She says that is when she noticed problems with her electronics…from a fried hard drive to her malfunctioning stove and refrigerator. She says she even replaced her well pump and hot water tank in the same week.
Brook documented everything …from phone calls to CMP to her electricity use. CMP came to the house to look into the problem, and brook also hired her own electrician. He says, “You’re having too much electricity coming in,
it’s going to burn out anything with a motor and it’s going to effect anything with heating or cooling elements.”
John Carroll from CMP says smart meters use radio signals that may interfere with things like phones or internet service, but he says they likely aren’t to blame for Brook’s appliance problems.
CMP says it’s installed over 500-thousand smart meters since 2010 … and has only received a few hundred customer complaints. The company says it is working with brook and other customers to diagnose problems … even if
they’re on the customer’s end.
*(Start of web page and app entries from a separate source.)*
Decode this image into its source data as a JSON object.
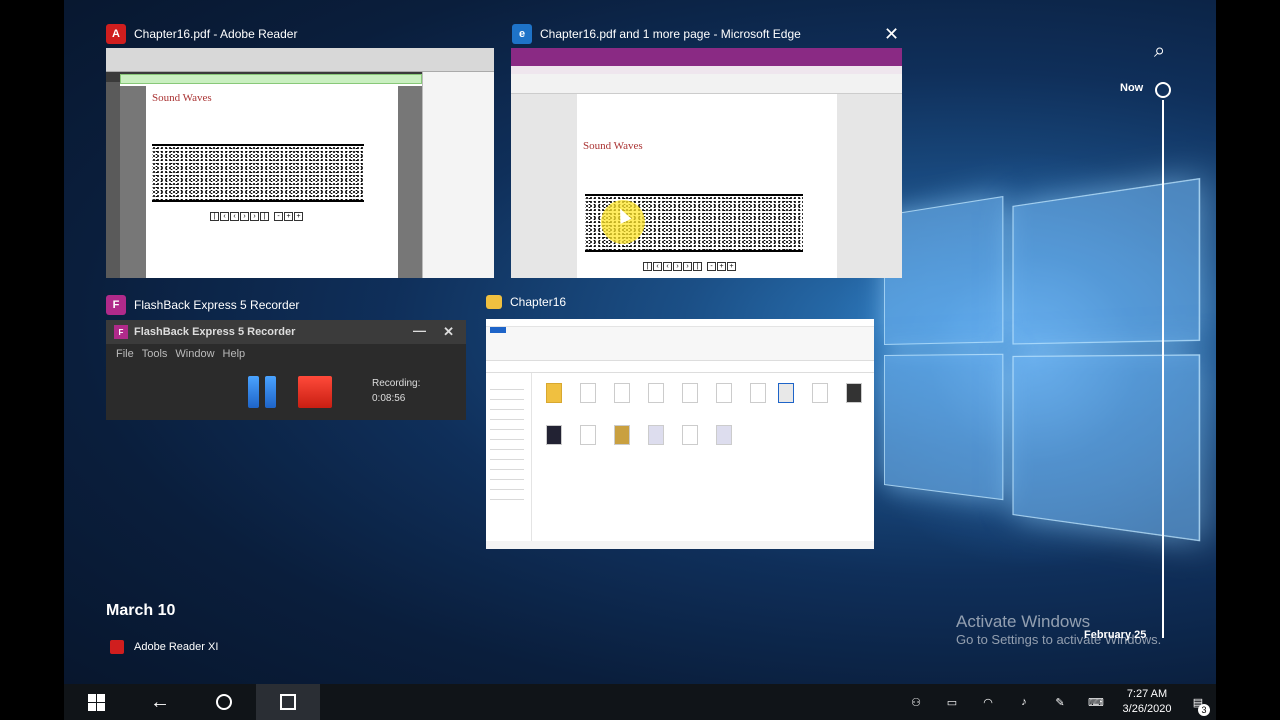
{
  "windows": {
    "adobe": {
      "title": "Chapter16.pdf - Adobe Reader",
      "heading": "Sound Waves"
    },
    "edge": {
      "title": "Chapter16.pdf and 1 more page - Microsoft Edge",
      "heading": "Sound Waves"
    },
    "flashback": {
      "title": "FlashBack Express 5 Recorder",
      "window_title": "FlashBack Express 5 Recorder",
      "menu": [
        "File",
        "Tools",
        "Window",
        "Help"
      ],
      "recording_label": "Recording:",
      "recording_time": "0:08:56"
    },
    "explorer": {
      "title": "Chapter16"
    }
  },
  "timeline": {
    "now_label": "Now",
    "date_marker": "February 25",
    "section_date": "March 10",
    "activity_item": "Adobe Reader XI"
  },
  "watermark": {
    "line1": "Activate Windows",
    "line2": "Go to Settings to activate Windows."
  },
  "tray": {
    "time": "7:27 AM",
    "date": "3/26/2020",
    "notification_count": "3"
  },
  "colors": {
    "accent_blue": "#1e64c8",
    "record_red": "#e0281a",
    "edge_purple": "#8a2a84",
    "adobe_red": "#d01e1e"
  }
}
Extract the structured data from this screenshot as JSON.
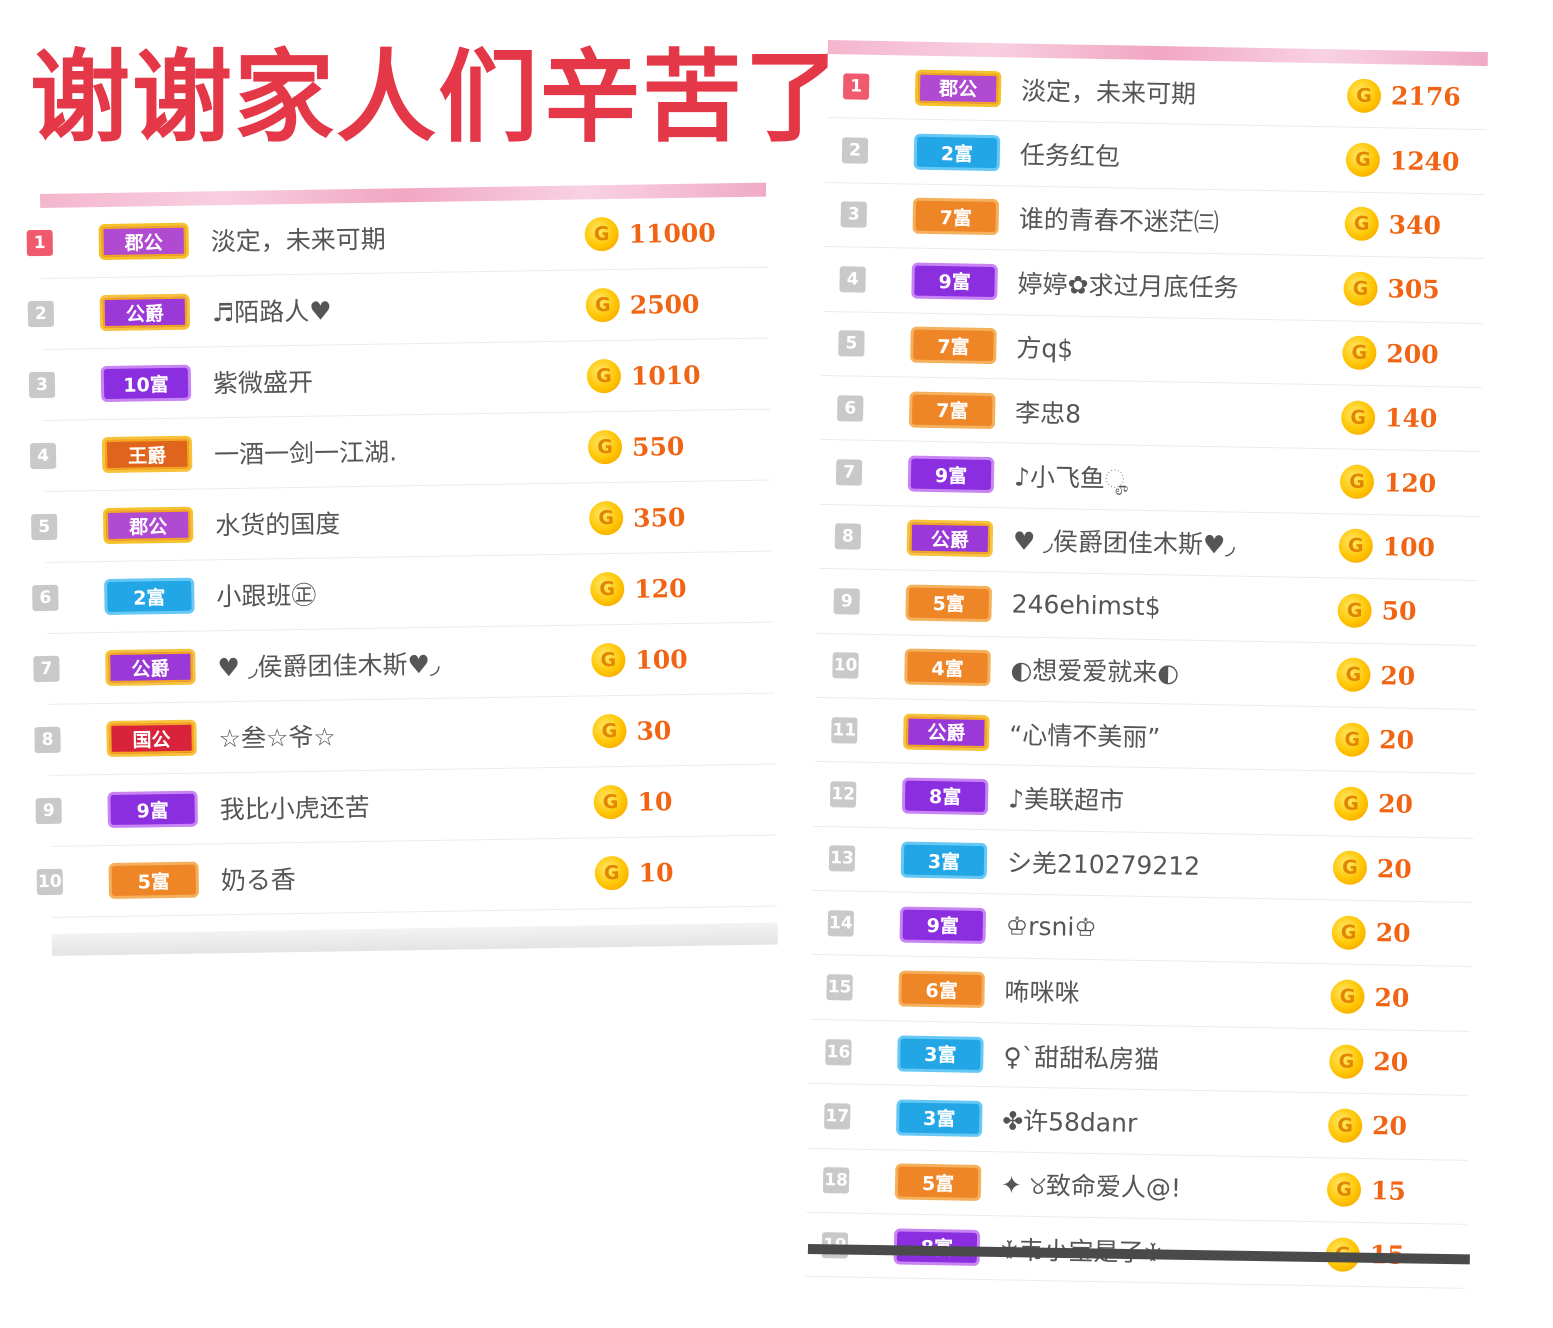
{
  "headline": "谢谢家人们辛苦了",
  "coin_glyph": "G",
  "left_board": {
    "rows": [
      {
        "rank": "1",
        "badge": "郡公",
        "badge_style": "b-duke",
        "name": "淡定，未来可期",
        "amount": "11000"
      },
      {
        "rank": "2",
        "badge": "公爵",
        "badge_style": "b-marquis",
        "name": "♬陌路人♥",
        "amount": "2500"
      },
      {
        "rank": "3",
        "badge": "10富",
        "badge_style": "b-purple",
        "name": "紫微盛开",
        "amount": "1010"
      },
      {
        "rank": "4",
        "badge": "王爵",
        "badge_style": "b-king",
        "name": "一酒一剑一江湖.",
        "amount": "550"
      },
      {
        "rank": "5",
        "badge": "郡公",
        "badge_style": "b-duke",
        "name": "水货的国度",
        "amount": "350"
      },
      {
        "rank": "6",
        "badge": "2富",
        "badge_style": "b-blue",
        "name": "小跟班㊣",
        "amount": "120"
      },
      {
        "rank": "7",
        "badge": "公爵",
        "badge_style": "b-marquis",
        "name": "♥ ◞侯爵团佳木斯♥◞",
        "amount": "100"
      },
      {
        "rank": "8",
        "badge": "国公",
        "badge_style": "b-nation",
        "name": "☆叁☆爷☆",
        "amount": "30"
      },
      {
        "rank": "9",
        "badge": "9富",
        "badge_style": "b-purple",
        "name": "我比小虎还苦",
        "amount": "10"
      },
      {
        "rank": "10",
        "badge": "5富",
        "badge_style": "b-orange",
        "name": "奶る香",
        "amount": "10"
      }
    ]
  },
  "right_board": {
    "rows": [
      {
        "rank": "1",
        "badge": "郡公",
        "badge_style": "b-duke",
        "name": "淡定，未来可期",
        "amount": "2176"
      },
      {
        "rank": "2",
        "badge": "2富",
        "badge_style": "b-blue",
        "name": "任务红包",
        "amount": "1240"
      },
      {
        "rank": "3",
        "badge": "7富",
        "badge_style": "b-orange",
        "name": "谁的青春不迷茫㈢",
        "amount": "340"
      },
      {
        "rank": "4",
        "badge": "9富",
        "badge_style": "b-purple",
        "name": "婷婷✿求过月底任务",
        "amount": "305"
      },
      {
        "rank": "5",
        "badge": "7富",
        "badge_style": "b-orange",
        "name": "方q$",
        "amount": "200"
      },
      {
        "rank": "6",
        "badge": "7富",
        "badge_style": "b-orange",
        "name": "李忠8",
        "amount": "140"
      },
      {
        "rank": "7",
        "badge": "9富",
        "badge_style": "b-purple",
        "name": "♪小飞鱼ೄ",
        "amount": "120"
      },
      {
        "rank": "8",
        "badge": "公爵",
        "badge_style": "b-marquis",
        "name": "♥ ◞侯爵团佳木斯♥◞",
        "amount": "100"
      },
      {
        "rank": "9",
        "badge": "5富",
        "badge_style": "b-orange",
        "name": "246ehimst$",
        "amount": "50"
      },
      {
        "rank": "10",
        "badge": "4富",
        "badge_style": "b-orange",
        "name": "◐想爱爱就来◐",
        "amount": "20"
      },
      {
        "rank": "11",
        "badge": "公爵",
        "badge_style": "b-marquis",
        "name": "“心情不美丽”",
        "amount": "20"
      },
      {
        "rank": "12",
        "badge": "8富",
        "badge_style": "b-purple",
        "name": "♪美联超市",
        "amount": "20"
      },
      {
        "rank": "13",
        "badge": "3富",
        "badge_style": "b-blue",
        "name": "シ羌210279212",
        "amount": "20"
      },
      {
        "rank": "14",
        "badge": "9富",
        "badge_style": "b-purple",
        "name": "♔rsni♔",
        "amount": "20"
      },
      {
        "rank": "15",
        "badge": "6富",
        "badge_style": "b-orange",
        "name": "咘咪咪",
        "amount": "20"
      },
      {
        "rank": "16",
        "badge": "3富",
        "badge_style": "b-blue",
        "name": "♀`甜甜私房猫",
        "amount": "20"
      },
      {
        "rank": "17",
        "badge": "3富",
        "badge_style": "b-blue",
        "name": "✤许58danr",
        "amount": "20"
      },
      {
        "rank": "18",
        "badge": "5富",
        "badge_style": "b-orange",
        "name": "✦ ୪致命爱人@!",
        "amount": "15"
      },
      {
        "rank": "19",
        "badge": "8富",
        "badge_style": "b-purple",
        "name": "♰韦小宝是了♰",
        "amount": "15"
      }
    ]
  }
}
Brook took matters into her own hands. She had her smart meter removed in late November … after spending $3,000 to fix her appliances. She’s now paying a 12 dollar a month fee for an analog meter.
A price she’s willing to pay to restore her peace of mind.
Stockton Smart Meters Explode After Truck Causes Power Surge
STOCKTON (CBS13) — A power surge left thousands without power in Stockton on Monday after smart meters on their homes exploded.
The explosions started at around 8:30 a.m. after a truck crashed into a utility pole, causing a surge.
When the customers in more than 5,000 homes get their power back on will depend on how badly damaged their meters are.
Neighbors in the South Stockton area described it as a large pop, a bomb going off, and strong enough to shake a house.
“The neighbor across the street, his meter doesn’t look as bad but his receptacles are all blackened.” said Brad Abernathy.
PG&E says a dump truck crashed near its Alpine substation on Arch Road. When the truck hit the utility pole, the top wire fell onto the bottom wire, creating a power surge.
“The top lines are considered our freeways. The bottom lines are our distribution lines taking power directly to homes,” said PG&E spokeswoman Brandi Ehlers. “So when the two collide, they’re at different voltages and the higher voltage wins out, causing an overload.”
Power is expected to be restored to most customers by Monday evening, but the damage varies by home.